In part III, three chapters totaling about 50 pages, professor Adler looks at issues connected with alien life forms, including what a planet supporting alien life would have to be like, the history and future of the search for alien life, and the issues inherent in actually communicating with aliens (and how science fiction authors have treated these issues).
The last part of the book (“Year Googol”) looks to the far future, including the likelihood of there actually being one: nuclear war and global warming, for example, are discussed in a chapter on the short-term survival of humanity, and subsequent chapters address advanced civilizations of the future and what they would (theoretically, if not practically) be capable of, at least based on our current understanding of physics.
The chapters in this book seem to be quite independent of one another, a fact which facilitates flexibility in its use. In addition to serving as a good book for self-study by any intellectually curious reader, this book could, I think, be used with considerable profit as a supplemental text in a regular undergraduate physics course or as a text for an honors seminar, perhaps supplemented by some of the actual science fiction stories mentioned here. In this regard, it should be mentioned that, in addition to an extensive bibliography of more than 250 entries, the book promises that a collection of exercises, along with hints and solutions, will appear on the publisher’s webpage for the book. (There are, as of this writing, none there yet, but presumably this will occur at some time in the future). Whether as a text for a course or as a vehicle for self-study, this book makes for interesting, educational and thought-provoking reading.

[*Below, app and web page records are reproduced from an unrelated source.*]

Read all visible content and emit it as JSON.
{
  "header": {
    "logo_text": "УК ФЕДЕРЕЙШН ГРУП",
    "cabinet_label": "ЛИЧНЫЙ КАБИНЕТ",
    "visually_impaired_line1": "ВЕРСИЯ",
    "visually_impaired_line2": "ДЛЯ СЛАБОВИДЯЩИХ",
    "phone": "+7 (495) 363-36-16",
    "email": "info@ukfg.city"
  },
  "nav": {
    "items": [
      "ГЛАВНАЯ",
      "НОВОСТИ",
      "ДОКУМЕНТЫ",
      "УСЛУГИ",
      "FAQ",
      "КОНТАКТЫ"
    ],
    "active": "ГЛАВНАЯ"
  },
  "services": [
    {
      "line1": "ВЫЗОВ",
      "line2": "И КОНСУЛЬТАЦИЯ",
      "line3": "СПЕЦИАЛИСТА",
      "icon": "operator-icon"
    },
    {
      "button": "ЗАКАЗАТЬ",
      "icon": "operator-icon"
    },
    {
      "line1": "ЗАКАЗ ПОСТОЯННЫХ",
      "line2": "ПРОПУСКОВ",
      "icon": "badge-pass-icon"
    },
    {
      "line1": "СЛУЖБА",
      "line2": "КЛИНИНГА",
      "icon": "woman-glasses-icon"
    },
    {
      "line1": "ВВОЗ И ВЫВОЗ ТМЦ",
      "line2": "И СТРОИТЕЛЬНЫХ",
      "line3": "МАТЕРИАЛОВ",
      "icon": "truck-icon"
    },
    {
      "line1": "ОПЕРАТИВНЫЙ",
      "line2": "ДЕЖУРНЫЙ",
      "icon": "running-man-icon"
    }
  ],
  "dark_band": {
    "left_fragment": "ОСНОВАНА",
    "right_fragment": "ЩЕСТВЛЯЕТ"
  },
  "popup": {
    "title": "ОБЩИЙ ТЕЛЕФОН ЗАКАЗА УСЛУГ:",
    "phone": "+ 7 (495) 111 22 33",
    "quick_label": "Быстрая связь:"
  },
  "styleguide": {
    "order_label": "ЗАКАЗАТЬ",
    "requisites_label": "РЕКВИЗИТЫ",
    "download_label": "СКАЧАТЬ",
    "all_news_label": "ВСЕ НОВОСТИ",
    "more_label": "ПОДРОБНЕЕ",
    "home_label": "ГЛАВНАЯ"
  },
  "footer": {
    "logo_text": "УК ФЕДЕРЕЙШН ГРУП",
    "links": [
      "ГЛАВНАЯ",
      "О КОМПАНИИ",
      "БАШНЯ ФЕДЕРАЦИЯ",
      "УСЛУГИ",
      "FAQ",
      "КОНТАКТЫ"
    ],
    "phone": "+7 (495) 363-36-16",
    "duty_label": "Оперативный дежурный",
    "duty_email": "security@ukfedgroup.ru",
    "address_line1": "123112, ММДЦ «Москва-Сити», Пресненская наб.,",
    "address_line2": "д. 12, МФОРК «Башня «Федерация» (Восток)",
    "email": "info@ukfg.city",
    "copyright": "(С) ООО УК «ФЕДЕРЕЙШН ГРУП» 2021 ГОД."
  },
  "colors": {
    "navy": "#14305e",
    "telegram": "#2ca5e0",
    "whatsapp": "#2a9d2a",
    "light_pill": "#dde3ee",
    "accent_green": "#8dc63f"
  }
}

Mark Hunacek (firstname.lastname@example.org) teaches mathematics at Iowa State University.